The problem:
Scan the material below for the string "input", and copy every line where it shows up.

Information provided:
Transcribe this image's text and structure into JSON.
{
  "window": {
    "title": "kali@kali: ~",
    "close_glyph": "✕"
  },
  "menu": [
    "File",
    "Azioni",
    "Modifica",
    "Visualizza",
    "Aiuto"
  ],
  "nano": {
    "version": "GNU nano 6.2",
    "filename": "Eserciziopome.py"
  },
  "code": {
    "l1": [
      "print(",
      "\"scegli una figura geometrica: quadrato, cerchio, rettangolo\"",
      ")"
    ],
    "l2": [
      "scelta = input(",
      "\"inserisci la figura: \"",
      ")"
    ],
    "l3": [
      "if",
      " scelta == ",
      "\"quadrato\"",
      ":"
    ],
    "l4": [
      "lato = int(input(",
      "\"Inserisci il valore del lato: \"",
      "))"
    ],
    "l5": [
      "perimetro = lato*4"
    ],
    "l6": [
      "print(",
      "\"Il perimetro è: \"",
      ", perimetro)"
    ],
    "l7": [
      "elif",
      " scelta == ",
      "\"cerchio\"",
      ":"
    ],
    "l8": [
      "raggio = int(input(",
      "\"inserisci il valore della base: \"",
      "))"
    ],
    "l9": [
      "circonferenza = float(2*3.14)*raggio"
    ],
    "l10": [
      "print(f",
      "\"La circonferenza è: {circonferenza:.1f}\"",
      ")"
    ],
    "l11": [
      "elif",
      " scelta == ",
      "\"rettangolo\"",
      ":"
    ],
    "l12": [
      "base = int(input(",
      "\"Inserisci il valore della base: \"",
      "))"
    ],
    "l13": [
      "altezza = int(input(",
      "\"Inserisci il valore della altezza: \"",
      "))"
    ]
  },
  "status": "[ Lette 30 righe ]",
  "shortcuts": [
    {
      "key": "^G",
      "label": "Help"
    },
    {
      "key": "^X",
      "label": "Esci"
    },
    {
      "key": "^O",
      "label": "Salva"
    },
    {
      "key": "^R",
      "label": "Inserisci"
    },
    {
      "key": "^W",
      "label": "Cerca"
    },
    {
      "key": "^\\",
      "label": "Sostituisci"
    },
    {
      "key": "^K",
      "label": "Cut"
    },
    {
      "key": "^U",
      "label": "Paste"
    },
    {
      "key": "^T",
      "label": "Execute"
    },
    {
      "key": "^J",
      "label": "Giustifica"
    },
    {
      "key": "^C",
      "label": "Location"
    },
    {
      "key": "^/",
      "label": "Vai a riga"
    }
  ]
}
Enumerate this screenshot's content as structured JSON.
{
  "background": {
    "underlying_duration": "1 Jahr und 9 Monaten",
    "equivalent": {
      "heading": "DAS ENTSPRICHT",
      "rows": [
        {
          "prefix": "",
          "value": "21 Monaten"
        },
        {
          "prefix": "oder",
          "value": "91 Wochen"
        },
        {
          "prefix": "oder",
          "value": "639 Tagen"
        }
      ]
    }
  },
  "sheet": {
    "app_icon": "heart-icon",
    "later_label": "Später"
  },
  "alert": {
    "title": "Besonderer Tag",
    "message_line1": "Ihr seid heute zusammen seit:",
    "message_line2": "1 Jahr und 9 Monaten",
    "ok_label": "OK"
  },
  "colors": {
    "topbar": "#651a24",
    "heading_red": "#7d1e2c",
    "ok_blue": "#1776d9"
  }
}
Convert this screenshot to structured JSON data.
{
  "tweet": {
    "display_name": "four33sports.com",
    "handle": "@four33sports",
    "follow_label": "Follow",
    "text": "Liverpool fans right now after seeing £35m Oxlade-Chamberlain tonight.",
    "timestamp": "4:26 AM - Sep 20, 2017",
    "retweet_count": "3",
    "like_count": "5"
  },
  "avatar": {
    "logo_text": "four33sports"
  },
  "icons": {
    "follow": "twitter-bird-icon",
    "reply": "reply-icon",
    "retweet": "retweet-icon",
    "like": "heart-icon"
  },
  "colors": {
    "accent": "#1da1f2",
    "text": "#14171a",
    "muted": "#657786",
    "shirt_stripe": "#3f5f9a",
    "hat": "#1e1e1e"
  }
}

Your response:
      "scelta = input(",
      "lato = int(input(",
      "raggio = int(input(",
      "base = int(input(",
      "altezza = int(input(",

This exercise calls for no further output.